■ **Records shown**
=-=-=-=-=
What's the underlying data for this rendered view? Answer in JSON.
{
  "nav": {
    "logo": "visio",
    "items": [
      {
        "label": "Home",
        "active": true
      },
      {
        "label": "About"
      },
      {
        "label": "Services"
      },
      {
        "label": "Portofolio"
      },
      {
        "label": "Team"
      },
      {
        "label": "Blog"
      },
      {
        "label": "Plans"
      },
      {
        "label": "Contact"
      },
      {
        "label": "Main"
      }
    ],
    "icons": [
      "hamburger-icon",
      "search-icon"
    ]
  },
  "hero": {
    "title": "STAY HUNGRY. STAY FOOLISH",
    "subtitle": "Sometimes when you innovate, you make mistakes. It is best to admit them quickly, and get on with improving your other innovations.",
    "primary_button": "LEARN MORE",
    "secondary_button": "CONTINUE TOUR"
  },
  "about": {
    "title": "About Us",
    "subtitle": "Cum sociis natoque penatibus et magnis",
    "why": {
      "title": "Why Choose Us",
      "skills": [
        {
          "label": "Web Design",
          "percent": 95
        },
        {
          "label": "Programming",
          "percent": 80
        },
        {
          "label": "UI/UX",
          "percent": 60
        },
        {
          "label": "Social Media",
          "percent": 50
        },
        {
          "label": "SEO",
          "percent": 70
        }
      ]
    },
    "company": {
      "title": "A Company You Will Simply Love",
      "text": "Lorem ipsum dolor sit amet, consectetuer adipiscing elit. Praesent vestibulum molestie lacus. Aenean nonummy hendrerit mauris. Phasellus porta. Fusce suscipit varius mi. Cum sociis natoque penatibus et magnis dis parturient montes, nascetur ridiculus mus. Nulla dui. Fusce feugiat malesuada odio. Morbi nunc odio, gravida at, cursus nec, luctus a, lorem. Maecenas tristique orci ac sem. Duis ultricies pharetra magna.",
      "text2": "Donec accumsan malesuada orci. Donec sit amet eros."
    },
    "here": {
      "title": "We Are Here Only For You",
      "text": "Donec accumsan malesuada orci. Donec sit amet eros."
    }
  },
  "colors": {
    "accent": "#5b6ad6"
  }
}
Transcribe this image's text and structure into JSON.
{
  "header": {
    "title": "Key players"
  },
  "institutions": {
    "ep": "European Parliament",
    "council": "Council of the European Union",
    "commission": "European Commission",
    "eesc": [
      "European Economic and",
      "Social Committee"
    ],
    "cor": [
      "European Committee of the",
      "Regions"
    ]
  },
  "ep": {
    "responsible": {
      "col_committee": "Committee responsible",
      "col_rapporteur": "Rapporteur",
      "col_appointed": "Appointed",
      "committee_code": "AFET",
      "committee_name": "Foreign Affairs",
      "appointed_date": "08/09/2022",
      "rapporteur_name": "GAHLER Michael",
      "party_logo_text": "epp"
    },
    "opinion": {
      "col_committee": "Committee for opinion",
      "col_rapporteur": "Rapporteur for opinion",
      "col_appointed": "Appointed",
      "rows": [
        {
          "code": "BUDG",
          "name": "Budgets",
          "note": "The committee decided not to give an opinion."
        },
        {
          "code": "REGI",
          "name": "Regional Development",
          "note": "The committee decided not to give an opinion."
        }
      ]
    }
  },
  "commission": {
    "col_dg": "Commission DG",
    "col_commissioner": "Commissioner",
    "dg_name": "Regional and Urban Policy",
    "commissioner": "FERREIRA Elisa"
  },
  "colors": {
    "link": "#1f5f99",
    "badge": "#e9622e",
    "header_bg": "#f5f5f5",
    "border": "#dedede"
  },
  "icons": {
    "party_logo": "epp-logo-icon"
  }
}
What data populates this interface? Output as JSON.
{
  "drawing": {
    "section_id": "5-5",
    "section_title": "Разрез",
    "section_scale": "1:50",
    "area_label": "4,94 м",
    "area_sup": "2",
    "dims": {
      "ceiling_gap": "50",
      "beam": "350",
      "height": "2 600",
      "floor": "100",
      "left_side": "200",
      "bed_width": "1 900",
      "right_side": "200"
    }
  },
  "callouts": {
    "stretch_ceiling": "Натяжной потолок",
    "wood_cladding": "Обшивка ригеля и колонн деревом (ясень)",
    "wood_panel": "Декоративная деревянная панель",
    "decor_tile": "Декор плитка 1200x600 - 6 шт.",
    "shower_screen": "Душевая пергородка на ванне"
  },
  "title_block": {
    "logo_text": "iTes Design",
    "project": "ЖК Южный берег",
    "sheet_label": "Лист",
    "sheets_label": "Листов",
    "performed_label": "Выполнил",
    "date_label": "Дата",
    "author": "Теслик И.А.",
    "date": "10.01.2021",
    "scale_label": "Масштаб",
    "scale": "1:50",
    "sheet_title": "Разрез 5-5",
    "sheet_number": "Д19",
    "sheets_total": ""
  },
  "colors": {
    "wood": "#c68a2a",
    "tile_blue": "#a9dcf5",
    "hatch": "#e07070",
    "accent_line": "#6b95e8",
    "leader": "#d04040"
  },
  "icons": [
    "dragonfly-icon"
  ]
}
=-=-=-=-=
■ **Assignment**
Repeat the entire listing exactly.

■ **Response area**
What's the underlying data for this rendered view? Answer in JSON.
{
  "nav": {
    "logo": "visio",
    "items": [
      {
        "label": "Home",
        "active": true
      },
      {
        "label": "About"
      },
      {
        "label": "Services"
      },
      {
        "label": "Portofolio"
      },
      {
        "label": "Team"
      },
      {
        "label": "Blog"
      },
      {
        "label": "Plans"
      },
      {
        "label": "Contact"
      },
      {
        "label": "Main"
      }
    ],
    "icons": [
      "hamburger-icon",
      "search-icon"
    ]
  },
  "hero": {
    "title": "STAY HUNGRY. STAY FOOLISH",
    "subtitle": "Sometimes when you innovate, you make mistakes. It is best to admit them quickly, and get on with improving your other innovations.",
    "primary_button": "LEARN MORE",
    "secondary_button": "CONTINUE TOUR"
  },
  "about": {
    "title": "About Us",
    "subtitle": "Cum sociis natoque penatibus et magnis",
    "why": {
      "title": "Why Choose Us",
      "skills": [
        {
          "label": "Web Design",
          "percent": 95
        },
        {
          "label": "Programming",
          "percent": 80
        },
        {
          "label": "UI/UX",
          "percent": 60
        },
        {
          "label": "Social Media",
          "percent": 50
        },
        {
          "label": "SEO",
          "percent": 70
        }
      ]
    },
    "company": {
      "title": "A Company You Will Simply Love",
      "text": "Lorem ipsum dolor sit amet, consectetuer adipiscing elit. Praesent vestibulum molestie lacus. Aenean nonummy hendrerit mauris. Phasellus porta. Fusce suscipit varius mi. Cum sociis natoque penatibus et magnis dis parturient montes, nascetur ridiculus mus. Nulla dui. Fusce feugiat malesuada odio. Morbi nunc odio, gravida at, cursus nec, luctus a, lorem. Maecenas tristique orci ac sem. Duis ultricies pharetra magna.",
      "text2": "Donec accumsan malesuada orci. Donec sit amet eros."
    },
    "here": {
      "title": "We Are Here Only For You",
      "text": "Donec accumsan malesuada orci. Donec sit amet eros."
    }
  },
  "colors": {
    "accent": "#5b6ad6"
  }
}
Transcribe this image's text and structure into JSON.
{
  "header": {
    "title": "Key players"
  },
  "institutions": {
    "ep": "European Parliament",
    "council": "Council of the European Union",
    "commission": "European Commission",
    "eesc": [
      "European Economic and",
      "Social Committee"
    ],
    "cor": [
      "European Committee of the",
      "Regions"
    ]
  },
  "ep": {
    "responsible": {
      "col_committee": "Committee responsible",
      "col_rapporteur": "Rapporteur",
      "col_appointed": "Appointed",
      "committee_code": "AFET",
      "committee_name": "Foreign Affairs",
      "appointed_date": "08/09/2022",
      "rapporteur_name": "GAHLER Michael",
      "party_logo_text": "epp"
    },
    "opinion": {
      "col_committee": "Committee for opinion",
      "col_rapporteur": "Rapporteur for opinion",
      "col_appointed": "Appointed",
      "rows": [
        {
          "code": "BUDG",
          "name": "Budgets",
          "note": "The committee decided not to give an opinion."
        },
        {
          "code": "REGI",
          "name": "Regional Development",
          "note": "The committee decided not to give an opinion."
        }
      ]
    }
  },
  "commission": {
    "col_dg": "Commission DG",
    "col_commissioner": "Commissioner",
    "dg_name": "Regional and Urban Policy",
    "commissioner": "FERREIRA Elisa"
  },
  "colors": {
    "link": "#1f5f99",
    "badge": "#e9622e",
    "header_bg": "#f5f5f5",
    "border": "#dedede"
  },
  "icons": {
    "party_logo": "epp-logo-icon"
  }
}
What data populates this interface? Output as JSON.
{
  "drawing": {
    "section_id": "5-5",
    "section_title": "Разрез",
    "section_scale": "1:50",
    "area_label": "4,94 м",
    "area_sup": "2",
    "dims": {
      "ceiling_gap": "50",
      "beam": "350",
      "height": "2 600",
      "floor": "100",
      "left_side": "200",
      "bed_width": "1 900",
      "right_side": "200"
    }
  },
  "callouts": {
    "stretch_ceiling": "Натяжной потолок",
    "wood_cladding": "Обшивка ригеля и колонн деревом (ясень)",
    "wood_panel": "Декоративная деревянная панель",
    "decor_tile": "Декор плитка 1200x600 - 6 шт.",
    "shower_screen": "Душевая пергородка на ванне"
  },
  "title_block": {
    "logo_text": "iTes Design",
    "project": "ЖК Южный берег",
    "sheet_label": "Лист",
    "sheets_label": "Листов",
    "performed_label": "Выполнил",
    "date_label": "Дата",
    "author": "Теслик И.А.",
    "date": "10.01.2021",
    "scale_label": "Масштаб",
    "scale": "1:50",
    "sheet_title": "Разрез 5-5",
    "sheet_number": "Д19",
    "sheets_total": ""
  },
  "colors": {
    "wood": "#c68a2a",
    "tile_blue": "#a9dcf5",
    "hatch": "#e07070",
    "accent_line": "#6b95e8",
    "leader": "#d04040"
  },
  "icons": [
    "dragonfly-icon"
  ]
}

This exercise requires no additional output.